Browse by title

You are looking at 1 - 10 of 17 items :

  • Public Administration and Management x
  • Regulation and Governance x
  • All accessible content x
Clear All
This content is available to you

Ana Rosa Ribeiro de Mendonça and Simone Deos

The authors emphasize an overlooked raison d’être for public banks. They argue that limiting public banks to filling the gaps left by private banks, the standard argument in economics, neglects a very important dimension of public banks, that is, their capacity to act countercyclically and thereby stabilize access to credit during economic downturns. Taking a cue from Hyman Minsky, they point to the immanent volatility of financial markets dominated by private actors. In order to counter destabilizing tendencies, the presence of institutions with the logic of action that differs from that of the market is necessary. As public banks are not primarily concerned with profitability, they can play this role. To a certain extent, their presence in the market is an automatic stabilizer because public banks provide credit with long maturation. In times of crisis, they can also be used for discretionary intervention, that is, opening up new credit lines.

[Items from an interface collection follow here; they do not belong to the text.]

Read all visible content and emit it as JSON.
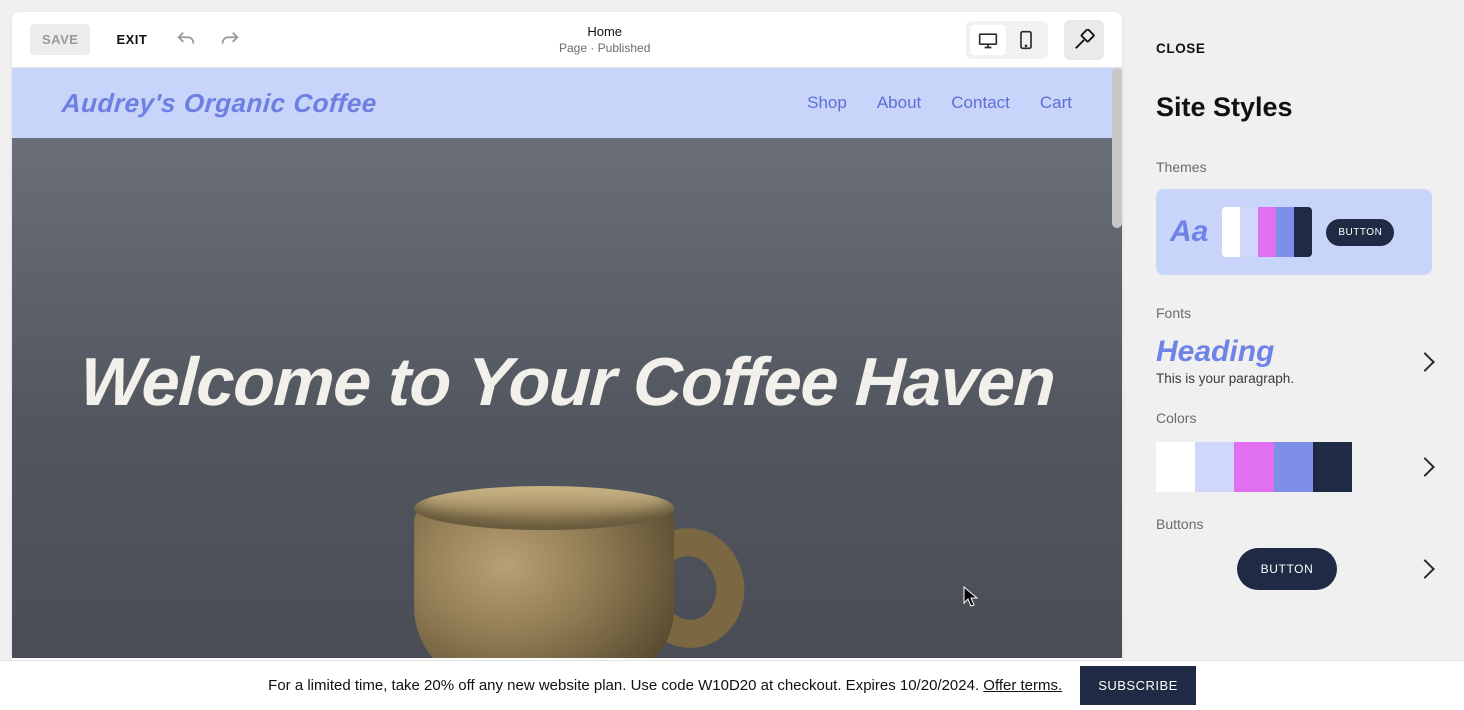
{
  "toolbar": {
    "save": "SAVE",
    "exit": "EXIT",
    "title": "Home",
    "subtitle": "Page · Published"
  },
  "site": {
    "brand": "Audrey's Organic Coffee",
    "nav": {
      "shop": "Shop",
      "about": "About",
      "contact": "Contact",
      "cart": "Cart"
    },
    "hero_title": "Welcome to Your Coffee Haven"
  },
  "panel": {
    "close": "CLOSE",
    "title": "Site Styles",
    "themes_label": "Themes",
    "theme_sample": "Aa",
    "theme_button": "BUTTON",
    "fonts_label": "Fonts",
    "fonts_heading": "Heading",
    "fonts_para": "This is your paragraph.",
    "colors_label": "Colors",
    "buttons_label": "Buttons",
    "buttons_sample": "BUTTON"
  },
  "palette": {
    "c1": "#ffffff",
    "c2": "#cfd7fb",
    "c3": "#e170f0",
    "c4": "#7d8fe8",
    "c5": "#1f2a44"
  },
  "promo": {
    "text": "For a limited time, take 20% off any new website plan. Use code W10D20 at checkout. Expires 10/20/2024. ",
    "offer": "Offer terms.",
    "subscribe": "SUBSCRIBE"
  }
}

This content is available to you

Christoph Scherrer

This content is available to you

Introduction: The theory of institutional innovation – an overview

Promises and Limits of Democratic Participation in Latin America

Leonardo Avritzer

The introduction of the book discusses the state of the art of the theory of institutional innovation and discusses the main theme of the book in the following terms: because there are good reasons to promote innovation but also to stick with a democratic core of norms without which democracy itself may be endangered, the key question is: how can we learn to separate the positive from the negative elements of institutional innovation?

This content is available to you

The two sides of institutional innovation

Promises and Limits of Democratic Participation in Latin America

Leonardo Avritzer

The introduction defines political/democratic innovation as the capacity of government to express political will and civil society inputs in several formats. Usually, these inputs are linked to the introduction and/or implementation of public policies, through which civil society and the state interact in order to democratize the state itself. It based on this definition that different experiences of innovation will be analysed.

This content is available to you

Alina Mungiu-Pippidi

In the academic world as well as in international development, after many years of being marginal, corruption has resurfaced as a major issue. This chapter outlines our understanding of corruption as a type of particularistic social allocation of public resources. It defines it in opposition to distribution based on ethical universalism and as the outcome of equilibrium between opportunities for corruption and constraints on elite behavior. We define what we understand as a virtuous circle—the passage from extractive to inclusive institutions—and why we decided to study them in this book. Throughout this chapter, we also explain step by step how we identified the criteria for contemporary achievers that managed to establish virtuous circles, and argue for the selection of the case studies presented in this volume. The chapter argues for a diagnostic tool nested in quantitative evidence and presents the different indicators that we can use in this context. Furthermore, the narrative presents two paths to better equilibria between opportunities and constraints. The paths look at the modernization of the state and the modernization of society. In this chapter we set the scene for the in-depth case studies offered in this volume. We trace evidence of why certain countries managed to establish virtuous circles and whether these changes are sustainable. In comparing results we hope to contribute to a better understanding of the paths to good governance.

This content is available to you

Regine Paul and Marc Mölders

This content is available to you

Alfons Bora and Michael Huber

This content is available to you

Edited by Regine Paul, Marc Mölders, Alfons Bora, Michael Huber and Peter Münte

This content is available to you

Alfons Bora

This chapter introduces in depth the scientific models and theories which have captured the idea of “shaping society” with their conceptual language. These scientific models are analysed from the perspective of the sociology of knowledge. The underlying intuition is that a deeper understanding of the respective semantics will also improve our comprehension of the social structures in the field. The semantics of governance captures a widespread contemporary description of the exercise of power and its legitimation. Governance is understood as a form of statehood mainly characterized by negotiation and co-operation, in contrast to hierarchical steering, rule-making, enforcement and sanctioning. To a certain extent, governance has turned the scales against the more traditional concepts of law and regulation, which bear some connotations of the nineteenth and twentieth century nation-state and have allegedly become rather outdated models of societal organization. Contrary to this widespread intuition within the governance debate, the chapter demonstrates that the perspective of law and regulation is still fruitful for conceptualizing the relation between the different fields and subsystems of modern society. While governance indeed expanded the analytical realm towards new instruments of control and the new actors involved in decision-making, it did so all the while preserving and even strengthening the idea of controlling and powerfully shaping societal conditions. The chapter therefore suggests recollecting the functional nucleus of “governance” within the terminology of “regulation”. Such a nucleus places particular emphasis on the “ruling part” of governance semantics which (a) remains deeply concerned with questions of exercising influence and (b) feeds to a large extent on legal sources.

This content is available to you

Ian Bache and Matthew Flinders